Premier Legault announced the measure on Tuesday in Montreal. He will be accompanied for the occasion by the new Minister of Health and Social Services, Christian Dubé; the minister responsible for the city, Chantal Rouleau; the national director of public health, Horacio Arruda; and its regional director, Mylène Drouin.
After having “strongly recommended” the wearing of the mask for weeks, the Legault government, which is preparing for a second wave of COVID-19, has finally decided to impose this protection measure on all users of public transportation , where it is particularly difficult to respect the rules of social distancing.
Dr. Arruda, who has never ruled out making face cover mandatory in certain situations, ultimately seems to have concluded that it was a necessity.
The measure will be applied within two weeks.
We do not yet know how to apply this measure, namely: whether masks will be provided to users who do not have them; whether they will be denied access to subways and buses; or if fines will be distributed to offenders and, if so, by whom.
One thing is certain: the imposition of such a measure was not the first choice of the government and the health authorities, who repeatedly invoked the obstacles and challenges posed by the imposition of this obligation on the scale of Quebec.
But faced with the lukewarmness of Quebecers towards the voluntary wearing of a mask, the authorities were forced to react.
On Monday, Dr. Arruda set the stage by once again deploring the looseness in the face of health regulations, adding that the imposition of the mask on public transport was an option
very, very highly rated right now.
At this point in the COVID-19 pandemic, forgetfulness is according to him
worst danger that watches over Quebec.
It is important not to forget that this virus still exists, did he declare.
We all have a responsibility to prepare.
It is not only in Quebec that wearing a mask will be mandatory in public transportation. This is already the case in Ottawa, Guelph and Hamilton. In Toronto, wearing face cover will also be mandatory on public transit starting Thursday.
For the leader of the official opposition Dominique Anglade, who had been calling for this measure for a while, it was time for the government to decide to act.
Better late than never, but in public health, sooner would have been better than later, she said on her Twitter account. Another step back from François Legault that could have been avoided when we have been asking for weeks to wear a mandatory mask in public transport.
The mayor of Montreal, Valérie Plante, also says she is reassured.
This is in line with the discussions and representations I have made with the government of Quebec, but also with the mayors and mayors of the metropolitan community of Montreal, of which I am the president., she said on Monday.
However, it will be necessary to be flexible in applying the ban, pleads Ms. Plante.
We can’t prevent honest workers who have forgotten their masks from entering public transit, I think it would be unproductive and that’s not the intention, she said.
According to her, the solution goes through
distributing masks in less affluent or more affected areas, by installing
mask dispensers or by
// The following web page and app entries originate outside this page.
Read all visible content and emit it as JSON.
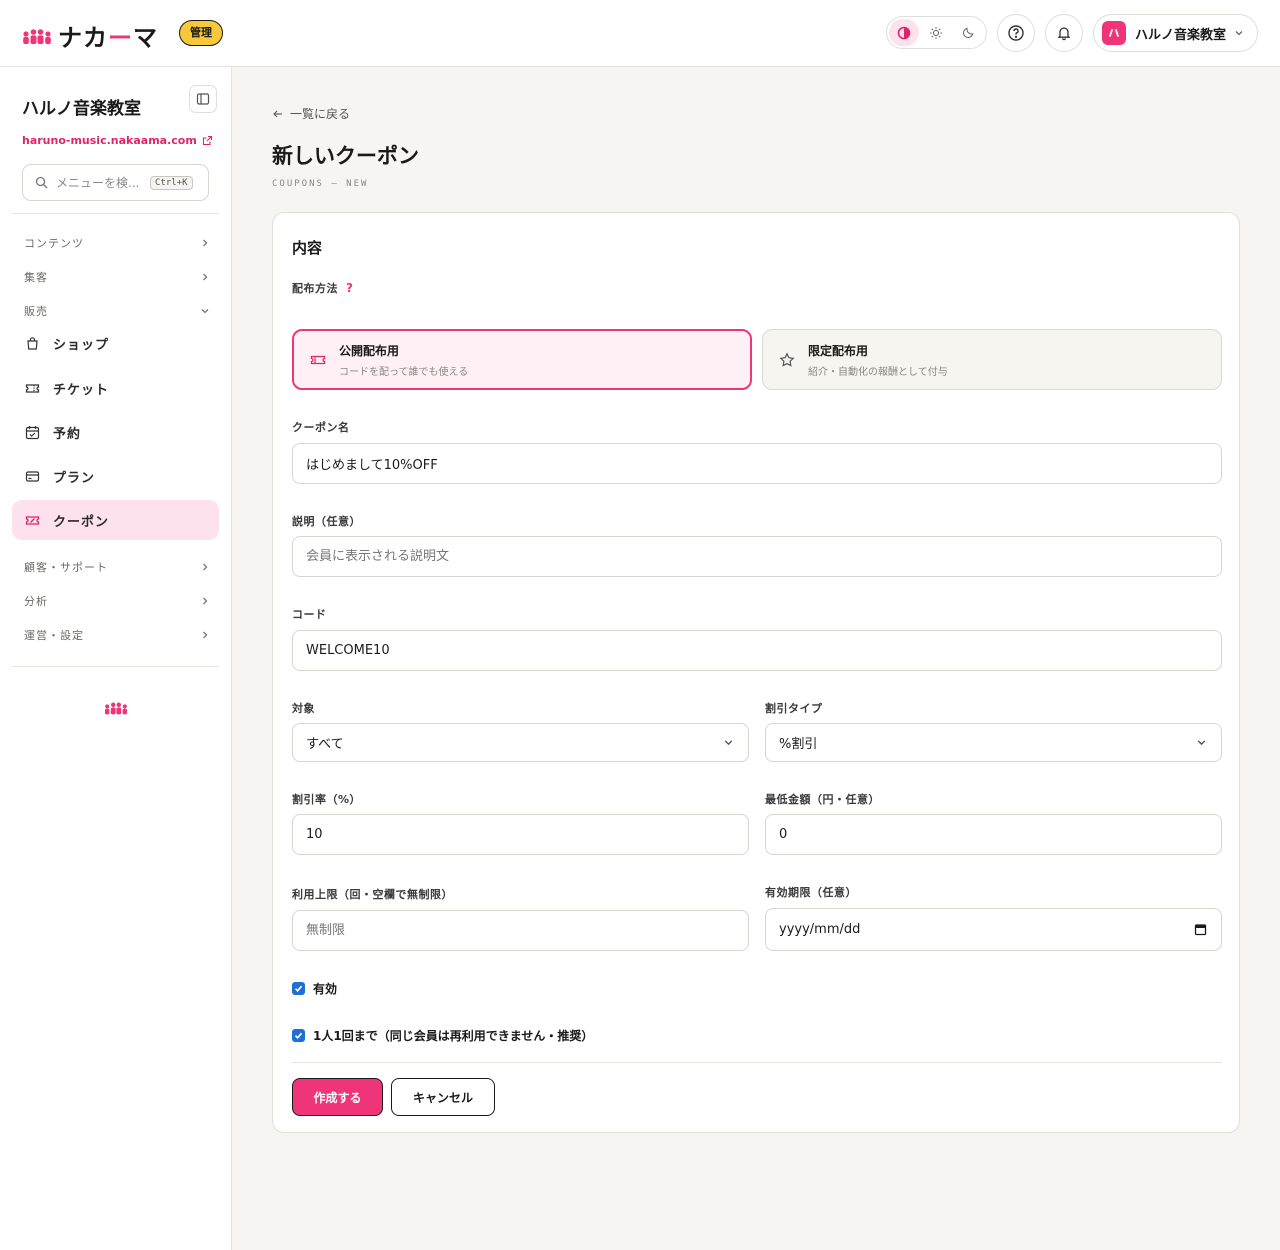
{
  "header": {
    "logo_text_a": "ナカ",
    "logo_text_accent": "ー",
    "logo_text_b": "マ",
    "admin_badge": "管理",
    "account_avatar_letter": "ハ",
    "account_name": "ハルノ音楽教室"
  },
  "sidebar": {
    "title": "ハルノ音楽教室",
    "url": "haruno-music.nakaama.com",
    "search_placeholder": "メニューを検...",
    "search_shortcut": "Ctrl+K",
    "sections": [
      {
        "label": "コンテンツ"
      },
      {
        "label": "集客"
      },
      {
        "label": "販売"
      },
      {
        "label": "顧客・サポート"
      },
      {
        "label": "分析"
      },
      {
        "label": "運営・設定"
      }
    ],
    "items": [
      {
        "label": "ショップ"
      },
      {
        "label": "チケット"
      },
      {
        "label": "予約"
      },
      {
        "label": "プラン"
      },
      {
        "label": "クーポン"
      }
    ]
  },
  "page": {
    "back_label": "一覧に戻る",
    "title": "新しいクーポン",
    "subtitle": "COUPONS — NEW"
  },
  "form": {
    "section_title": "内容",
    "distribution_label": "配布方法",
    "distribution_help": "?",
    "distribution_options": [
      {
        "title": "公開配布用",
        "desc": "コードを配って誰でも使える",
        "selected": true
      },
      {
        "title": "限定配布用",
        "desc": "紹介・自動化の報酬として付与",
        "selected": false
      }
    ],
    "name_label": "クーポン名",
    "name_value": "はじめまして10%OFF",
    "description_label": "説明（任意）",
    "description_placeholder": "会員に表示される説明文",
    "code_label": "コード",
    "code_value": "WELCOME10",
    "target_label": "対象",
    "target_value": "すべて",
    "discount_type_label": "割引タイプ",
    "discount_type_value": "%割引",
    "rate_label": "割引率（%）",
    "rate_value": "10",
    "min_amount_label": "最低金額（円・任意）",
    "min_amount_value": "0",
    "limit_label": "利用上限（回・空欄で無制限）",
    "limit_placeholder": "無制限",
    "expiry_label": "有効期限（任意）",
    "expiry_placeholder": "yyyy/mm/dd",
    "active_label": "有効",
    "once_label": "1人1回まで（同じ会員は再利用できません・推奨）",
    "submit_label": "作成する",
    "cancel_label": "キャンセル"
  },
  "colors": {
    "accent": "#f0347a",
    "accent_soft": "#fde1ec",
    "badge": "#f7c83a",
    "checkbox": "#1f6fd6"
  }
}
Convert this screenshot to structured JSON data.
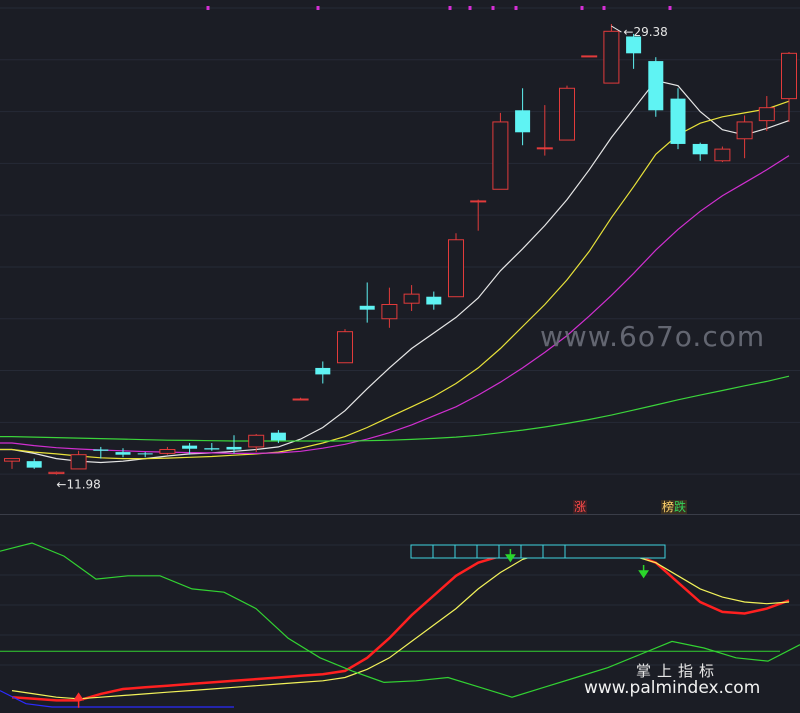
{
  "colors": {
    "background": "#1b1d25",
    "grid": "#262a36",
    "up_candle": "#e23b3b",
    "down_candle": "#5ff3f3",
    "ma_white": "#e6e6e6",
    "ma_yellow": "#e8e23a",
    "ma_magenta": "#d02fd0",
    "ma_green": "#3bd43b",
    "marker": "#d62fd6",
    "sub_red": "#ff2020",
    "sub_yellow": "#f2f25a",
    "sub_green": "#32d232",
    "sub_blue": "#2b2bff",
    "box_cyan": "#3fd4e0"
  },
  "chart_data": [
    {
      "type": "candlestick",
      "title": "",
      "annotations": {
        "high_label": "29.38",
        "low_label": "11.98"
      },
      "candles": [
        {
          "o": 12.5,
          "h": 12.6,
          "l": 12.2,
          "c": 12.6
        },
        {
          "o": 12.5,
          "h": 12.6,
          "l": 12.2,
          "c": 12.25
        },
        {
          "o": 12.02,
          "h": 12.1,
          "l": 11.98,
          "c": 12.07
        },
        {
          "o": 12.2,
          "h": 12.9,
          "l": 12.2,
          "c": 12.75
        },
        {
          "o": 12.95,
          "h": 13.05,
          "l": 12.6,
          "c": 12.9
        },
        {
          "o": 12.85,
          "h": 13.0,
          "l": 12.65,
          "c": 12.75
        },
        {
          "o": 12.8,
          "h": 12.85,
          "l": 12.65,
          "c": 12.78
        },
        {
          "o": 12.8,
          "h": 13.05,
          "l": 12.75,
          "c": 12.95
        },
        {
          "o": 13.1,
          "h": 13.2,
          "l": 12.75,
          "c": 12.98
        },
        {
          "o": 13.0,
          "h": 13.2,
          "l": 12.9,
          "c": 12.95
        },
        {
          "o": 13.05,
          "h": 13.5,
          "l": 12.8,
          "c": 12.95
        },
        {
          "o": 13.05,
          "h": 13.55,
          "l": 12.85,
          "c": 13.5
        },
        {
          "o": 13.6,
          "h": 13.7,
          "l": 13.2,
          "c": 13.3
        },
        {
          "o": 14.9,
          "h": 14.95,
          "l": 14.9,
          "c": 14.9
        },
        {
          "o": 16.1,
          "h": 16.35,
          "l": 15.5,
          "c": 15.85
        },
        {
          "o": 16.3,
          "h": 17.6,
          "l": 16.3,
          "c": 17.5
        },
        {
          "o": 18.5,
          "h": 19.4,
          "l": 17.85,
          "c": 18.35
        },
        {
          "o": 18.0,
          "h": 19.2,
          "l": 17.65,
          "c": 18.55
        },
        {
          "o": 18.6,
          "h": 19.3,
          "l": 18.3,
          "c": 18.95
        },
        {
          "o": 18.85,
          "h": 19.05,
          "l": 18.35,
          "c": 18.55
        },
        {
          "o": 18.85,
          "h": 21.3,
          "l": 18.85,
          "c": 21.05
        },
        {
          "o": 22.55,
          "h": 22.6,
          "l": 21.4,
          "c": 22.55
        },
        {
          "o": 23.0,
          "h": 25.95,
          "l": 23.0,
          "c": 25.6
        },
        {
          "o": 26.05,
          "h": 26.9,
          "l": 24.7,
          "c": 25.2
        },
        {
          "o": 24.6,
          "h": 26.25,
          "l": 24.3,
          "c": 24.6
        },
        {
          "o": 24.9,
          "h": 27.0,
          "l": 24.9,
          "c": 26.9
        },
        {
          "o": 28.15,
          "h": 28.15,
          "l": 28.15,
          "c": 28.15
        },
        {
          "o": 27.1,
          "h": 29.38,
          "l": 27.1,
          "c": 29.1
        },
        {
          "o": 28.9,
          "h": 29.0,
          "l": 27.65,
          "c": 28.25
        },
        {
          "o": 27.95,
          "h": 28.1,
          "l": 25.8,
          "c": 26.05
        },
        {
          "o": 26.5,
          "h": 26.9,
          "l": 24.55,
          "c": 24.75
        },
        {
          "o": 24.75,
          "h": 24.8,
          "l": 24.1,
          "c": 24.35
        },
        {
          "o": 24.1,
          "h": 24.65,
          "l": 24.05,
          "c": 24.55
        },
        {
          "o": 24.95,
          "h": 25.85,
          "l": 24.2,
          "c": 25.6
        },
        {
          "o": 25.65,
          "h": 26.6,
          "l": 25.25,
          "c": 26.15
        },
        {
          "o": 26.5,
          "h": 28.3,
          "l": 25.6,
          "c": 28.25
        }
      ],
      "moving_averages": [
        {
          "color_key": "ma_white",
          "values": [
            12.95,
            12.8,
            12.6,
            12.5,
            12.45,
            12.5,
            12.6,
            12.7,
            12.78,
            12.82,
            12.88,
            12.95,
            13.05,
            13.35,
            13.8,
            14.45,
            15.3,
            16.1,
            16.85,
            17.45,
            18.05,
            18.8,
            19.85,
            20.7,
            21.6,
            22.6,
            23.75,
            25.0,
            26.1,
            27.2,
            27.0,
            26.0,
            25.3,
            25.1,
            25.35,
            25.65
          ]
        },
        {
          "color_key": "ma_yellow",
          "values": [
            12.95,
            12.85,
            12.78,
            12.7,
            12.63,
            12.6,
            12.6,
            12.62,
            12.65,
            12.68,
            12.73,
            12.78,
            12.85,
            13.0,
            13.2,
            13.45,
            13.8,
            14.2,
            14.6,
            15.0,
            15.5,
            16.1,
            16.85,
            17.7,
            18.55,
            19.5,
            20.6,
            21.9,
            23.1,
            24.35,
            25.1,
            25.55,
            25.8,
            25.95,
            26.1,
            26.4
          ]
        },
        {
          "color_key": "ma_magenta",
          "values": [
            13.2,
            13.1,
            13.02,
            12.97,
            12.93,
            12.9,
            12.87,
            12.85,
            12.83,
            12.82,
            12.8,
            12.8,
            12.82,
            12.88,
            13.0,
            13.15,
            13.35,
            13.6,
            13.9,
            14.25,
            14.6,
            15.05,
            15.55,
            16.1,
            16.7,
            17.35,
            18.1,
            18.9,
            19.75,
            20.65,
            21.45,
            22.15,
            22.75,
            23.25,
            23.75,
            24.3
          ]
        },
        {
          "color_key": "ma_green",
          "values": [
            13.45,
            13.43,
            13.41,
            13.39,
            13.37,
            13.35,
            13.33,
            13.31,
            13.3,
            13.29,
            13.28,
            13.28,
            13.28,
            13.28,
            13.28,
            13.28,
            13.29,
            13.31,
            13.34,
            13.38,
            13.43,
            13.5,
            13.6,
            13.7,
            13.82,
            13.96,
            14.11,
            14.28,
            14.47,
            14.67,
            14.87,
            15.05,
            15.23,
            15.41,
            15.58,
            15.78
          ]
        }
      ],
      "y_range": [
        11.0,
        30.0
      ],
      "grid": true
    },
    {
      "type": "line",
      "title": "",
      "series": [
        {
          "color_key": "sub_red",
          "values": [
            6,
            5,
            4,
            4,
            8,
            11,
            12,
            13,
            14,
            15,
            16,
            17,
            18,
            19,
            20,
            22,
            30,
            42,
            56,
            68,
            80,
            88,
            92,
            95,
            97,
            97,
            98,
            95,
            93,
            88,
            76,
            64,
            58,
            57,
            60,
            65
          ]
        },
        {
          "color_key": "sub_yellow",
          "values": [
            10,
            8,
            6,
            5,
            6,
            7,
            8,
            9,
            10,
            11,
            12,
            13,
            14,
            15,
            16,
            18,
            23,
            30,
            40,
            50,
            60,
            72,
            82,
            90,
            94,
            96,
            96,
            94,
            92,
            88,
            80,
            72,
            67,
            64,
            63,
            64
          ]
        },
        {
          "color_key": "sub_green",
          "values": [
            95,
            100,
            92,
            78,
            80,
            80,
            72,
            70,
            60,
            42,
            30,
            22,
            15,
            16,
            18,
            12,
            6,
            12,
            18,
            24,
            32,
            40,
            36,
            30,
            28,
            38
          ]
        },
        {
          "color_key": "sub_blue",
          "values": [
            10,
            2,
            0,
            0,
            0,
            0,
            0,
            0,
            0,
            0
          ]
        }
      ],
      "reference_line": 34,
      "y_range": [
        0,
        100
      ],
      "markers": {
        "up_arrow_index": 3,
        "down_arrow_indices": [
          22,
          28
        ]
      }
    }
  ],
  "labels": {
    "tag_up": "涨",
    "tag_down_prefix": "榜",
    "tag_down_suffix": "跌",
    "watermark_main": "www.6o7o.com",
    "watermark_cn": "掌上指标",
    "watermark_url": "www.palmindex.com"
  }
}
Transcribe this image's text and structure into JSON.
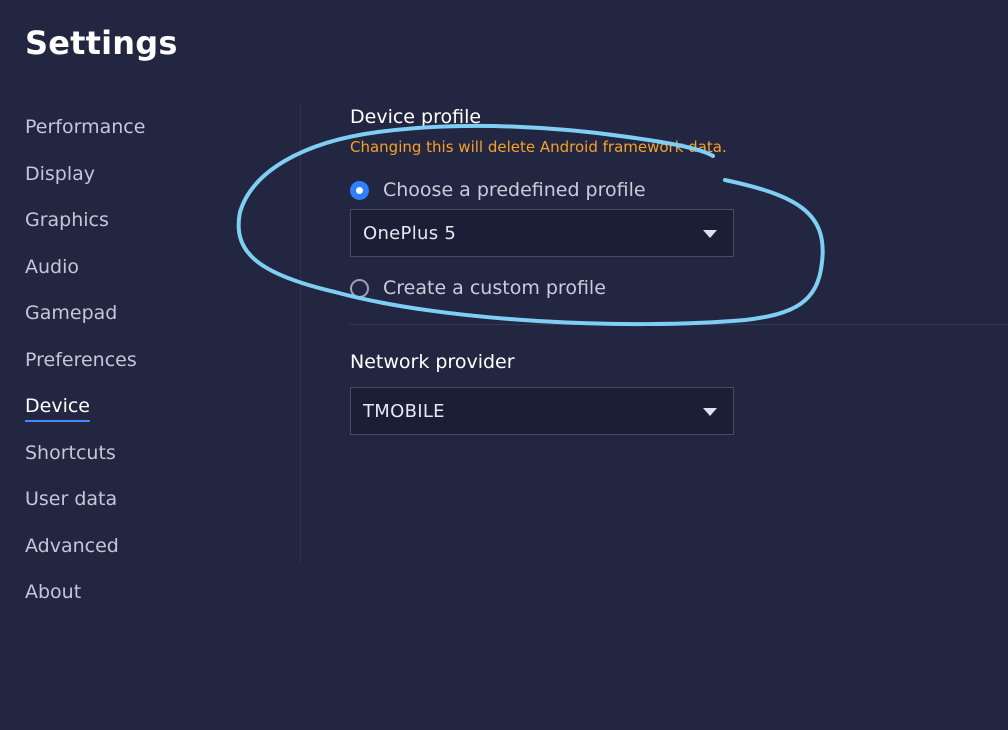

According to a survey by the Canadian Medical Association published last Friday, wearing a mask seems to be the least followed preventive measure, especially by young people.
Only 42% of Quebecers surveyed said they had covered their faces regularly in public places since the start of the crisis, including barely 27% of respondents aged 18 to 34.
With information from Sébastien Bovet and La Presse canadienne